In 2014, 16 years after they first came together, The Drones are one of Australia’s all time great rock bands.
Their fifth studio album, I See Seaweed, was released in 2013 to rapturous reviews, as have all its predecessors. It’s a record that confirms the Drones as that rarest of beasts: a band that just keeps getting better. Their music has won both critical acclaim and the respect of their peers over the years ‚Äî¬†their 2005 album Wait Long By the River and the Bodies of Your Enemies Will Float Bywon that year’s Australian Music Prize, a $20,000 award that bought them new boots and guitars and funded a European tour, and their records constantly appear in both the Australian charts and best-of-the-year lists the world over.
The one constant feature of the band’s career has been the continually evolving brilliance of Gareth Liddiard’s songwriting. His style is as distinctive as his delivery ‚Äî¬†each song contains a wealth of ideas and themes that fit together in ways both oblique and intriguing, all rendered in an idiosyncratic vocabulary and often leavened with a very dry sense of humour. The result is one of the most recognisable and compelling songwriting voices in music today, one that’s tackled everything from Australian history to global politics and beyond ‚Äî¬†all in a manner neither didactic nor self-important.
I See Seaweed builds on both the personal and the political over the course eight songs that address subject matter as eclectic as global warming, exploring your old hometown via Google Street View, and the sad story of doomed Russian space dog Laika. It’s quite possibly their best album yet ‚Äî¬†Liddiard’s writing continues to grow ever more sophisticated.
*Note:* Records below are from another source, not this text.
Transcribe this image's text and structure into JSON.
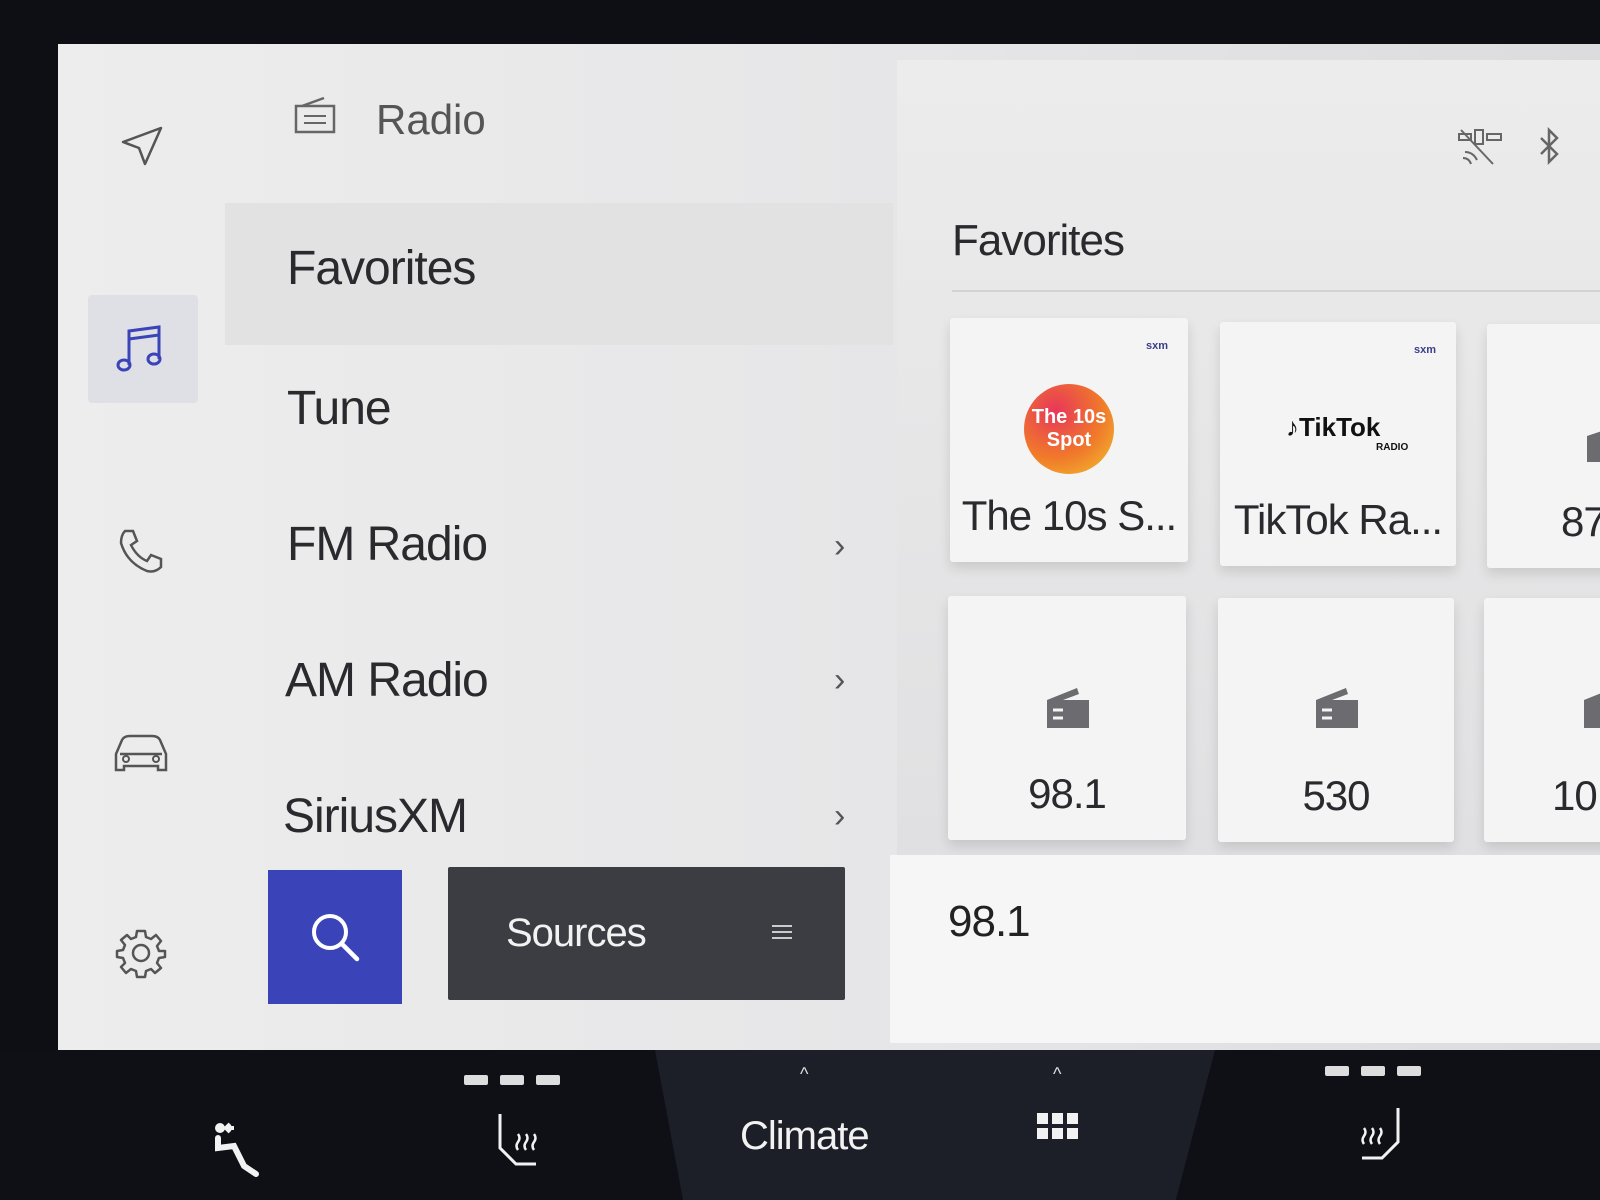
{
  "header": {
    "title": "Radio",
    "icon": "radio-icon"
  },
  "rail": [
    {
      "name": "navigation",
      "icon": "navigation-arrow-icon"
    },
    {
      "name": "media",
      "icon": "music-note-icon",
      "selected": true
    },
    {
      "name": "phone",
      "icon": "phone-icon"
    },
    {
      "name": "vehicle",
      "icon": "car-icon"
    },
    {
      "name": "settings",
      "icon": "gear-icon"
    }
  ],
  "menu": {
    "items": [
      {
        "label": "Favorites",
        "selected": true,
        "chevron": false
      },
      {
        "label": "Tune",
        "chevron": false
      },
      {
        "label": "FM Radio",
        "chevron": true
      },
      {
        "label": "AM Radio",
        "chevron": true
      },
      {
        "label": "SiriusXM",
        "chevron": true
      }
    ],
    "chevron_glyph": "›"
  },
  "search_button": {
    "icon": "search-icon",
    "color": "#3a44b8"
  },
  "sources_button": {
    "label": "Sources",
    "icon": "menu-lines-icon"
  },
  "status_icons": [
    "satellite-off-icon",
    "bluetooth-icon"
  ],
  "favorites": {
    "title": "Favorites",
    "cards": [
      {
        "label": "The 10s S...",
        "logo": "The 10s Spot",
        "badge": "sxm"
      },
      {
        "label": "TikTok Ra...",
        "logo": "TikTok",
        "logo_sub": "RADIO",
        "badge": "sxm"
      },
      {
        "label": "87",
        "icon": "radio-icon"
      },
      {
        "label": "98.1",
        "icon": "radio-icon"
      },
      {
        "label": "530",
        "icon": "radio-icon"
      },
      {
        "label": "10",
        "icon": "radio-icon"
      }
    ]
  },
  "now_playing": {
    "station": "98.1"
  },
  "bottom_bar": {
    "climate_label": "Climate",
    "caret": "^",
    "items": [
      "recline-seat-icon",
      "heated-seat-left-icon",
      "climate",
      "app-grid-icon",
      "heated-seat-right-icon"
    ]
  }
}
2013 saw them support Neil Young and Crazy Horse on their Australian/New Zealand tour, curate the second Australian All Tomorrow’s Parties event featuring sets from My Bloody Valentine, Einst√ºrzende Neubauten, Pere Ubu and Swans, amongst others while “Shark Fin Blues,” perhaps the band’s best-known song, featured heavily in the second episode of Breaking Bad producer Mark Johnson’s new series Rectify.